Flu is more dangerous for older adults
Seasonal flu affects individuals 65 or older much more than others, accounting for 70% to 85% of deaths from the disease and 50% to 70% of hospitalizations.
The immune system weakens as we age. While an older adult's body is busy fighting off flu, they might pick up a secondary infection such as a sinus or ear infection, or worse - pneumonia. Older adults are also more likely to have other health conditions that increase their risk of complications from flu.
People aged 65 years and older are at increased risk of serious illness, hospitalization, and death from flu.
An annual flu vaccine is the best way for your loved one to reduce their risk of flu and its potentially serious consequences. Even if your loved one does get sick with flu, a flu shot can make their illness less severe. Flu vaccination can:
Shorten the length of a flu hospital stay.
Reduce the risk of ICU admission from flu.
Reduce the risk of death from flu.
Chronic medical conditions also increase the risk of flu complications. Anyone with a chronic medical condition should get vaccinated, especially those living in nursing homes or other long-term care facilities. Examples of chronic conditions that can worsen flu complications are:
Lung disease (like asthma or COPD)
Brain or nervous system conditions
HIV or other immunocompromising conditions
Kidney or liver disease
Cancer or cancer treatment
Every year the CDC (and others) determines how well flu vaccines protect against flu. While vaccine effectiveness can vary, recent studies show that flu vaccination reduces the risk of morbidity (suffering) and mortality (death) from flu illness by 40% to 60% during seasons when flu vaccines match circulating flu viruses.
It has also been recommended that adults 65 and older receive a higher dose of adjuvanted flu vaccine versus a standard dose of unadjuvanted flu vaccine.
Fluzone High-Dose Quadrivalent (inactivated influenza vaccine [IIV4-HD])
Flublok Quadrivalent (recombinant influenza vaccine [RIV4])
Fluad Quadrivalent (adjuvanted inactivated influenza vaccine quadrivalent [aIIV4]
If high-dose or adjuvanted vaccines aren’t available, however, a standard seasonal influenza vaccine is still highly recommended.
Despite the many benefits offered by flu vaccination, only about half of Americans get an annual flu vaccine. During an average flu season, flu can cause millions of illnesses, hundreds of thousands of hospitalizations, and tens of thousands of deaths. Many more people could be protected from the flu if more people got vaccinated.
Flu vaccination myth
The flu vaccine cannot give someone the flu. It also does not increase the risk of COVID-19. The development of flu-like symptoms following flu vaccination can happen for a few reasons:
The person is already sick with flu (or other illness) but not showing symptoms
Coincidence - catching flu before the vaccine takes full effect (about 2 weeks from injection)
Mismatched flu vaccine and flu viruses (the vaccine is less effective that year)
Catching other illnesses that look like flu but aren't
Stop the spread

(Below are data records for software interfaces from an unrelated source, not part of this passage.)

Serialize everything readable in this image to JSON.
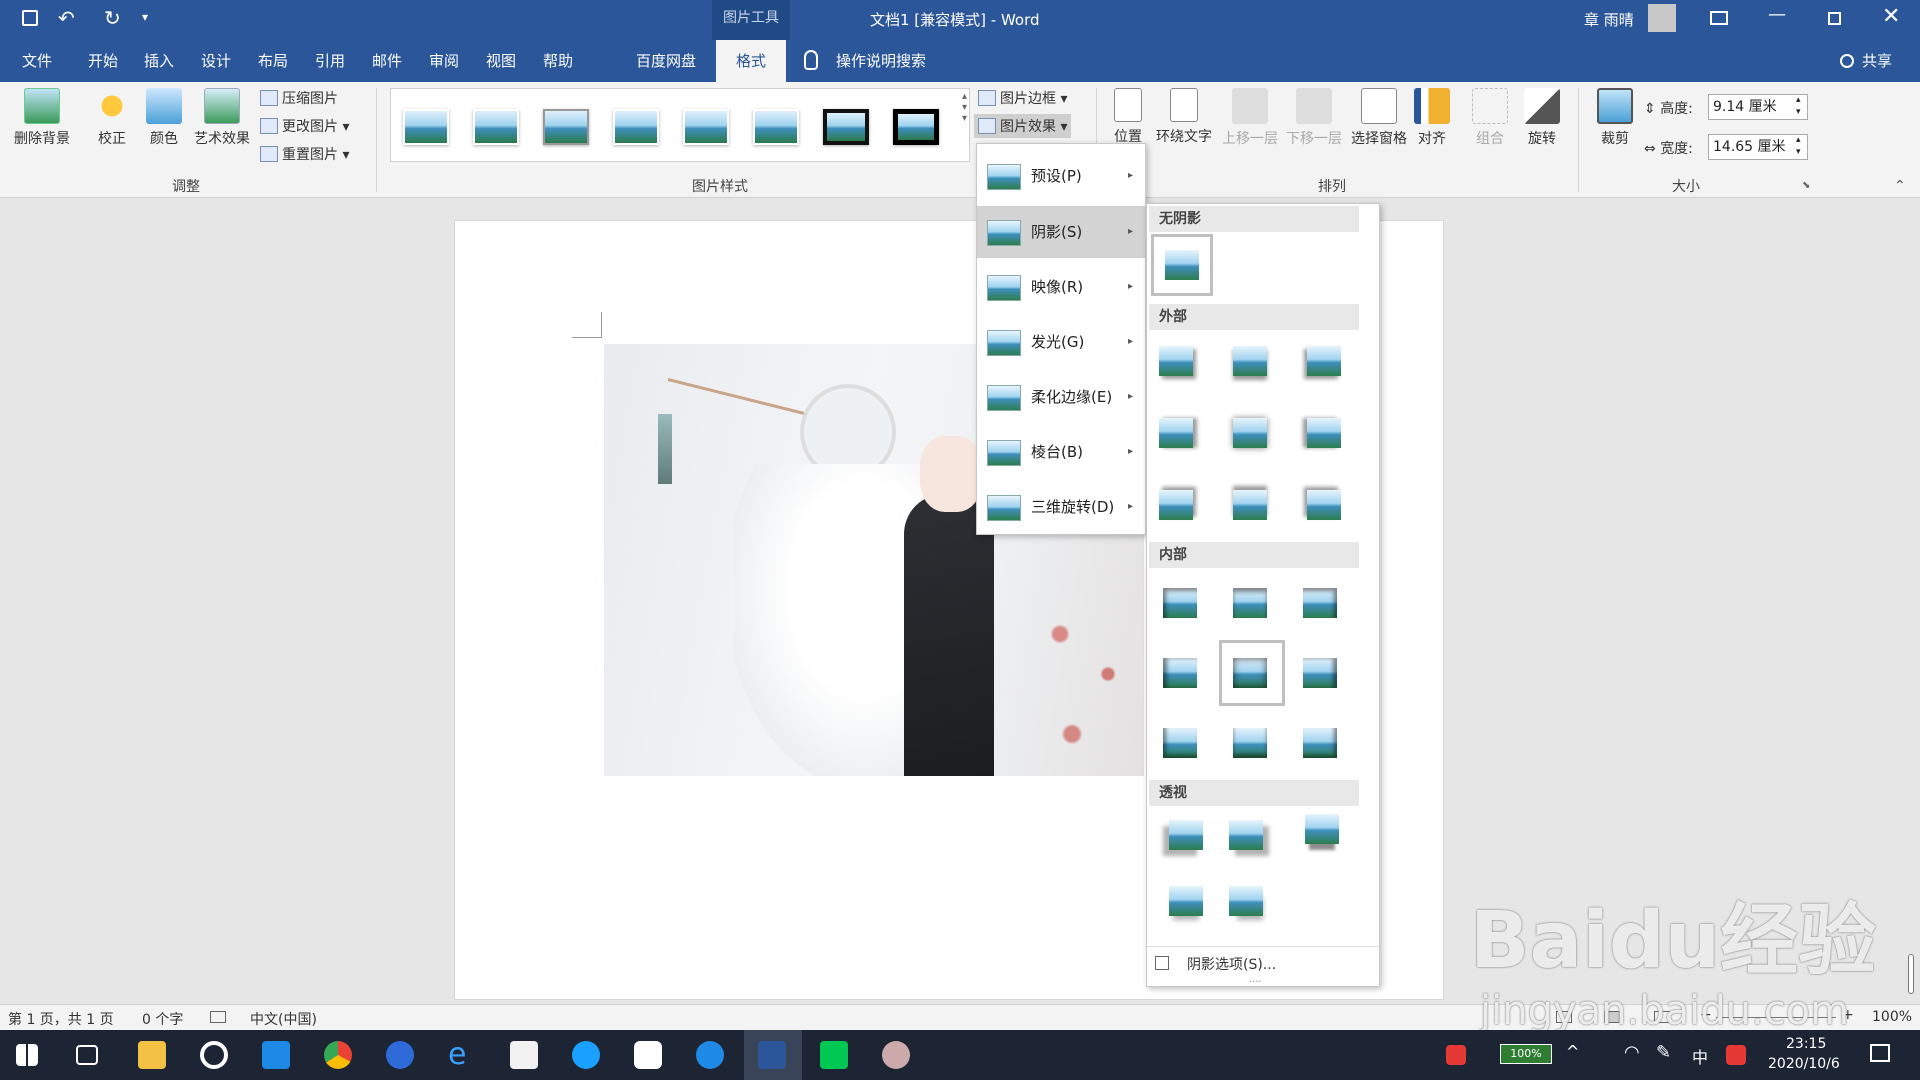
{
  "titlebar": {
    "context_tab": "图片工具",
    "title": "文档1 [兼容模式]  -  Word",
    "user": "章 雨晴"
  },
  "menu": [
    "文件",
    "开始",
    "插入",
    "设计",
    "布局",
    "引用",
    "邮件",
    "审阅",
    "视图",
    "帮助",
    "百度网盘",
    "格式"
  ],
  "search": "操作说明搜索",
  "share": "共享",
  "ribbon": {
    "adjust": {
      "remove_bg": "删除背景",
      "correct": "校正",
      "color": "颜色",
      "artistic": "艺术效果",
      "compress": "压缩图片",
      "change": "更改图片",
      "reset": "重置图片",
      "label": "调整"
    },
    "styles_label": "图片样式",
    "border": "图片边框",
    "effects": "图片效果",
    "arrange": {
      "position": "位置",
      "wrap": "环绕文字",
      "forward": "上移一层",
      "backward": "下移一层",
      "pane": "选择窗格",
      "align": "对齐",
      "group": "组合",
      "rotate": "旋转",
      "label": "排列"
    },
    "size": {
      "crop": "裁剪",
      "height_label": "高度:",
      "height": "9.14 厘米",
      "width_label": "宽度:",
      "width": "14.65 厘米",
      "label": "大小"
    }
  },
  "effects_menu": [
    "预设(P)",
    "阴影(S)",
    "映像(R)",
    "发光(G)",
    "柔化边缘(E)",
    "棱台(B)",
    "三维旋转(D)"
  ],
  "shadow_panel": {
    "none": "无阴影",
    "outer": "外部",
    "inner": "内部",
    "perspective": "透视",
    "options": "阴影选项(S)..."
  },
  "status": {
    "page": "第 1 页，共 1 页",
    "words": "0 个字",
    "lang": "中文(中国)",
    "zoom": "100%"
  },
  "taskbar": {
    "battery": "100%",
    "ime": "中",
    "time": "23:15",
    "date": "2020/10/6"
  },
  "watermark": {
    "brand": "Baidu经验",
    "url": "jingyan.baidu.com"
  }
}
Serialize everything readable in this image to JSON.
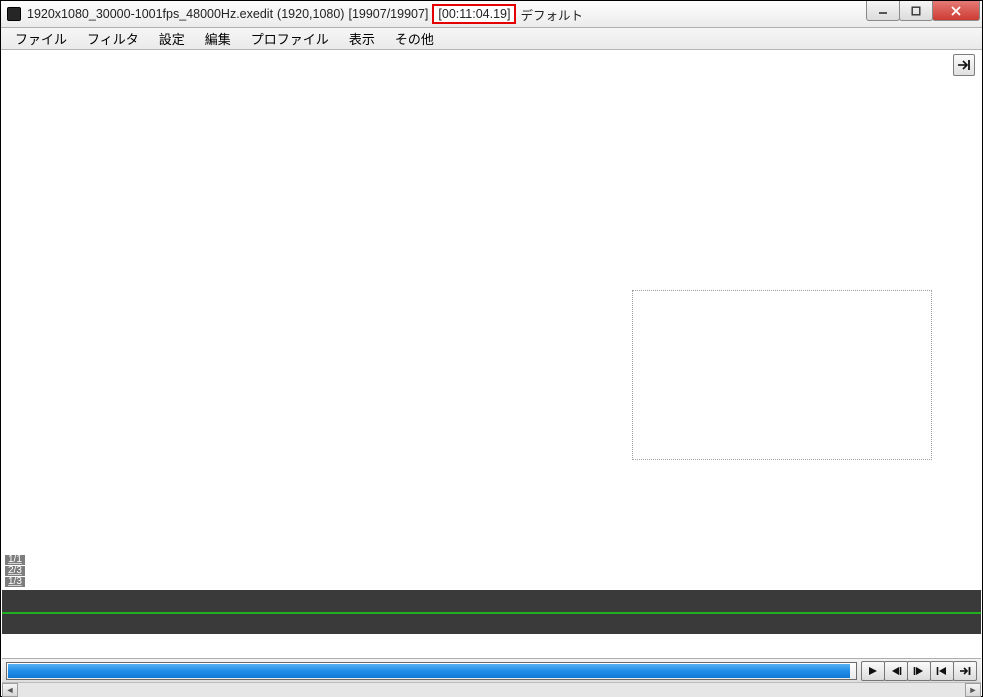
{
  "title": {
    "filename": "1920x1080_30000-1001fps_48000Hz.exedit",
    "resolution": "(1920,1080)",
    "frame_counter": "[19907/19907]",
    "timecode": "[00:11:04.19]",
    "profile": "デフォルト"
  },
  "menu": {
    "items": [
      "ファイル",
      "フィルタ",
      "設定",
      "編集",
      "プロファイル",
      "表示",
      "その他"
    ]
  },
  "layer_marks": [
    "1/1",
    "2/3",
    "1/3"
  ],
  "transport": {
    "play": "▶",
    "step_back": "◀|",
    "step_fwd": "|▶",
    "go_start": "|◀",
    "go_end": "▶|"
  },
  "icons": {
    "jump_end": "→|"
  }
}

The single best way to prevent flu is frequent handwashing, staying hydrated and eating well, and avoiding people who are sick.
The single best way to reduce the risk of flu and possibly serious complications is to get the flu shot every year.
A note for you, the caregiver: Younger populations that do not get vaccinated increase the likelihood of circulating flu viruses, and thus secondary exposure for older adults. You should get your flu shot, as well!